Control-oriented Reduced-order Models for Urea Selective Catalytic Reduction Systems Using a Physics-based Approach

2011-04-12
2011-01-1326
Urea-selective catalytic reduction (SCR) after-treatment systems are used for reducing oxides of nitrogen (NOx) emissions in medium and heavy duty diesel vehicles. This paper addresses control-oriented modeling, starting from first-principles, of SCR after-treatment systems. Appropriate simplifications are made to yield governing equations of the Urea-SCR. The resulting nonlinear partial differential equations (PDEs) are discretized and linearized to yield a family of linear finite-dimensional state-space models of the SCR at different operating points. It is further shown that this family of models can be reduced to three operating regions. Within each region, parametric dependencies of the system on physical mechanisms are derived. Further model reduction is shown to be possible in each of the three regions resulting in a second-order linear model with sufficient accuracy.
Technical Paper

Diesel EGR Cooler Fouling with Ni-Fe-Cr-Al DPF at Freeway Cruise

2010-10-05
2010-01-1955
This study investigates the effect of diesel particulate filters (DPF) on the performance of exhaust gas recirculation (EGR) coolers. EGR coolers were tested with and without the use of a DPF and their measured performances were compared. The exhaust gas was filtered using a Ni-Fe-Cr-Al metallic foam wall flow diesel particulate filter. The DPFs used in this investigation had very low Space Velocity (SV) characteristics in order to minimize the effect of filtration on the pressure drop. Two different measurement methods were employed to determine particulate matter (PM) emission levels at locations before and after the DPF. The first method involved the collection of PM on quartz filters followed by thermal analysis of the filters to monitor the removal of soot, semi-volatile organics, and sulfate across the DPF. The second method measured the time resolved PM mass in the exhaust with a Dekati Mass Monitor.
Journal Article

Review of Soot Deposition and Removal Mechanisms in EGR Coolers

2010-04-12
2010-01-1211
Exhaust gas recirculation (EGR) coolers are commonly used in diesel engines to reduce the temperature of recirculated exhaust gases in order to reduce NOX emissions. Engine coolant is used to cool EGR coolers. The presence of a cold surface in the cooler causes fouling due to particulate soot deposition, condensation of hydrocarbon, water and acid.

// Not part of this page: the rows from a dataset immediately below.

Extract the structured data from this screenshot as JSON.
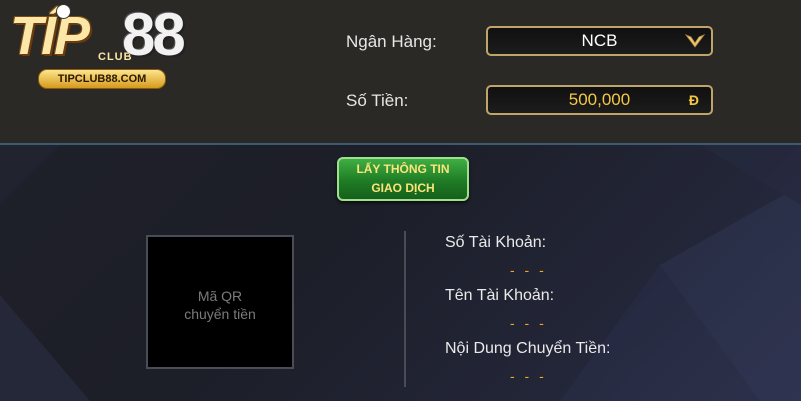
{
  "logo": {
    "tip": "TÍP",
    "club": "CLUB",
    "eighty_eight": "88",
    "url": "TIPCLUB88.COM"
  },
  "form": {
    "bank_label": "Ngân Hàng:",
    "bank_value": "NCB",
    "amount_label": "Số Tiền:",
    "amount_value": "500,000",
    "currency_symbol": "Đ"
  },
  "action_button": {
    "line1": "LẤY THÔNG TIN",
    "line2": "GIAO DỊCH"
  },
  "qr": {
    "line1": "Mã QR",
    "line2": "chuyển tiền"
  },
  "details": {
    "account_number_label": "Số Tài Khoản:",
    "account_number_value": "- - -",
    "account_name_label": "Tên Tài Khoản:",
    "account_name_value": "- - -",
    "transfer_content_label": "Nội Dung Chuyển Tiền:",
    "transfer_content_value": "- - -"
  },
  "colors": {
    "accent_gold": "#f5a623",
    "button_green": "#2a8f2f",
    "field_border": "#bfa56a"
  },
  "icons": {
    "dropdown": "chevron-down-icon",
    "currency": "dong-icon"
  }
}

Fouling experience results in cooler effectiveness loss and pressure drop. In this study, possible soot deposition mechanisms are discussed and their orders of magnitude are compared. Also, probable removal mechanisms of soot particles are studied by calculating the forces acting on a single particle attached to the wall or deposited layer. Our analysis shows that thermophoresis in the dominant mechanism for soot deposition in EGR coolers and high surface temperature and high kinetic energy of soot particles at the gas-deposit interface can be the critical factor in particles removal.
Journal Article

Effects of Fuel Cell Material Properties on Water Management Using CFD Simulation and Neutron Imaging

2010-04-12
2010-01-0934
Effects of fuel cell material properties on water management were numerically investigated using Volume of Fluid (VOF) method in the FLUENT. The results show that the channel surface wettability is an important design variable for both serpentine and interdigitated flow channel configurations. In a serpentine air flow channel, hydrophilic surfaces could benefit the reactant transport to reaction sites by facilitating water transport along channel edges or on channel surfaces; however, the hydrophilic surfaces would also introduce significantly pressure drop as a penalty. For interdigitated air flow channel design, it is observable that liquid water exists only in the outlet channel; it is also observable that water distribution inside GDL is uneven due to the pressure distribution caused by interdigitated structure. An in-situ water measurement method, neutron imaging technique, was used to investigate the water behavior in a PEM fuel cell.
X